Caring for wildlife is an integral part of #EcoChurchInAnHour
Jon shows Bishop Robert the bird boxes that the church in Daglingworth has put up around the churchyard.
They have made various sizes and types of bird box, some with open fronts, for birds like robins and some with round holes to attract either blue tits and coal tits or tree sparrows and great tits.
Jon said, “We’ve put up five boxes in the churchyard as part of Eco Church and the boxes are designed for different birds. This is an open-fronted box, hidden away, quite low down, this is hoping we might get a robin or another small bird that likes an open front rather than going through a hole.
“It’s undoubtedly [good for biodiversity] and for everyone’s enjoyment as well, as who doesn’t like seeing small birds flitting around the place?”
He explains that they aren’t very hard to build. “You need six-inch planks and you saw them to different lengths, a bag of nails and a bit of pond liner from building a garden pond… and a saw and a bit of guesswork.”
Once the boxes are up, you just have to wait for the birds to arrive.

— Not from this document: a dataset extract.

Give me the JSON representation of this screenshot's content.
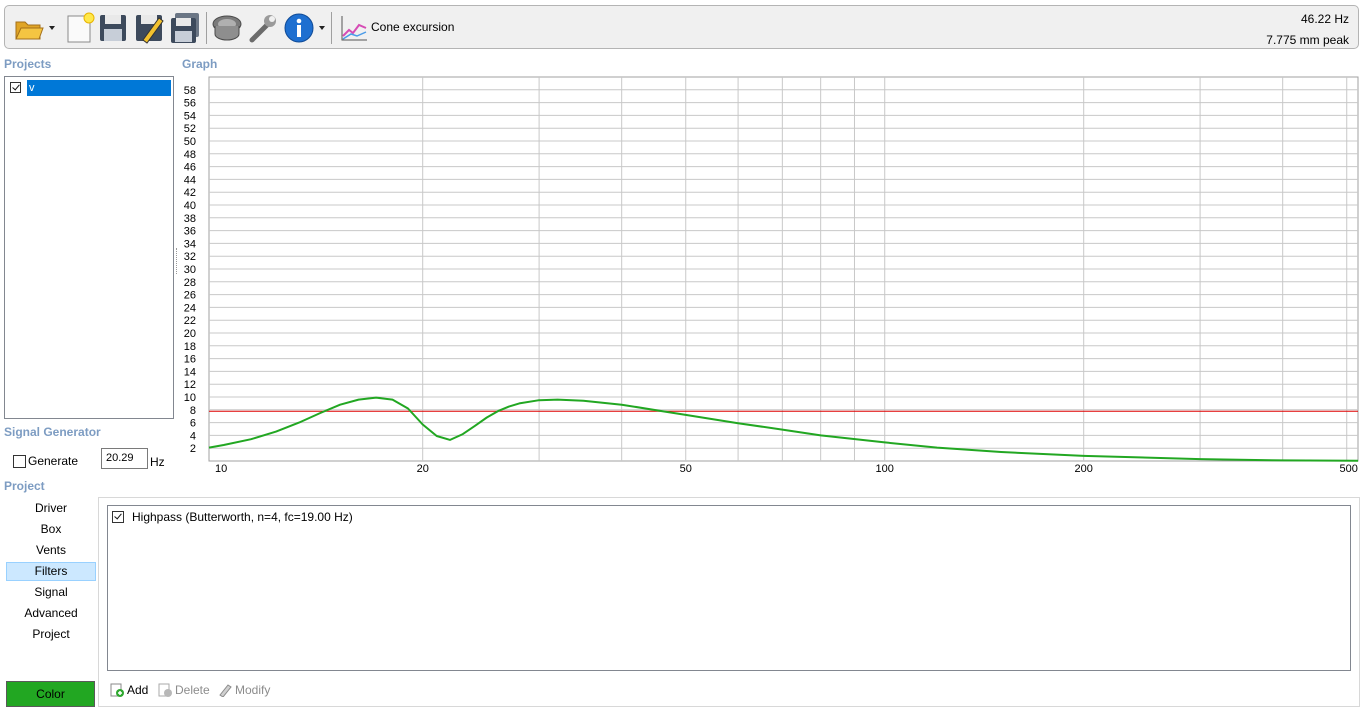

Jon said, “You don’t have to do anything to encourage them. You don’t have to put any food in. It’s up to the individual bird – they will come along and inspect them!”
If you’d like to install some bird boxes for your #EcoChurchInAnHour, check out our #GrantsforGardens scheme. Your church can get a grant of up to £250 for local environmental projects such as bird and bat boxes, insect hotels and hedgehog houses.